== DATA FOR THE TASK ==
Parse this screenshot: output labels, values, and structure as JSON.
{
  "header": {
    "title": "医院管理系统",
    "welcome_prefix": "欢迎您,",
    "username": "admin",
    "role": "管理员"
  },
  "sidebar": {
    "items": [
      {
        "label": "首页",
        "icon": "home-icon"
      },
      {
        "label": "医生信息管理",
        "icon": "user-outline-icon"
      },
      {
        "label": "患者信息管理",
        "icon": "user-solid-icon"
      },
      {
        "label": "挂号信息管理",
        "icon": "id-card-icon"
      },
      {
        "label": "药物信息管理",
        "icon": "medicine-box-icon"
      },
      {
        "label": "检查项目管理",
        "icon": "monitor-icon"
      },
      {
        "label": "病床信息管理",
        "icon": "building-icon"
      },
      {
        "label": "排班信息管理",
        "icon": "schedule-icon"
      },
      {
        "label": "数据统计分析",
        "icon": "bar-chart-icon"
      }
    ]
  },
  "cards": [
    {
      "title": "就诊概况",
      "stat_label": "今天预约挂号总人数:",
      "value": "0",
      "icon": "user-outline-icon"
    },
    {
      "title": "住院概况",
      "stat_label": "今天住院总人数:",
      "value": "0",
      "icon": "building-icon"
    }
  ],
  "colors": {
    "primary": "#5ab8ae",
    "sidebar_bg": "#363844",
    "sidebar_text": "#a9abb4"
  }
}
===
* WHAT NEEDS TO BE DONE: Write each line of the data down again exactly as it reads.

* EXERCISE RESPONSE:
Parse this screenshot: output labels, values, and structure as JSON.
{
  "header": {
    "title": "医院管理系统",
    "welcome_prefix": "欢迎您,",
    "username": "admin",
    "role": "管理员"
  },
  "sidebar": {
    "items": [
      {
        "label": "首页",
        "icon": "home-icon"
      },
      {
        "label": "医生信息管理",
        "icon": "user-outline-icon"
      },
      {
        "label": "患者信息管理",
        "icon": "user-solid-icon"
      },
      {
        "label": "挂号信息管理",
        "icon": "id-card-icon"
      },
      {
        "label": "药物信息管理",
        "icon": "medicine-box-icon"
      },
      {
        "label": "检查项目管理",
        "icon": "monitor-icon"
      },
      {
        "label": "病床信息管理",
        "icon": "building-icon"
      },
      {
        "label": "排班信息管理",
        "icon": "schedule-icon"
      },
      {
        "label": "数据统计分析",
        "icon": "bar-chart-icon"
      }
    ]
  },
  "cards": [
    {
      "title": "就诊概况",
      "stat_label": "今天预约挂号总人数:",
      "value": "0",
      "icon": "user-outline-icon"
    },
    {
      "title": "住院概况",
      "stat_label": "今天住院总人数:",
      "value": "0",
      "icon": "building-icon"
    }
  ],
  "colors": {
    "primary": "#5ab8ae",
    "sidebar_bg": "#363844",
    "sidebar_text": "#a9abb4"
  }
}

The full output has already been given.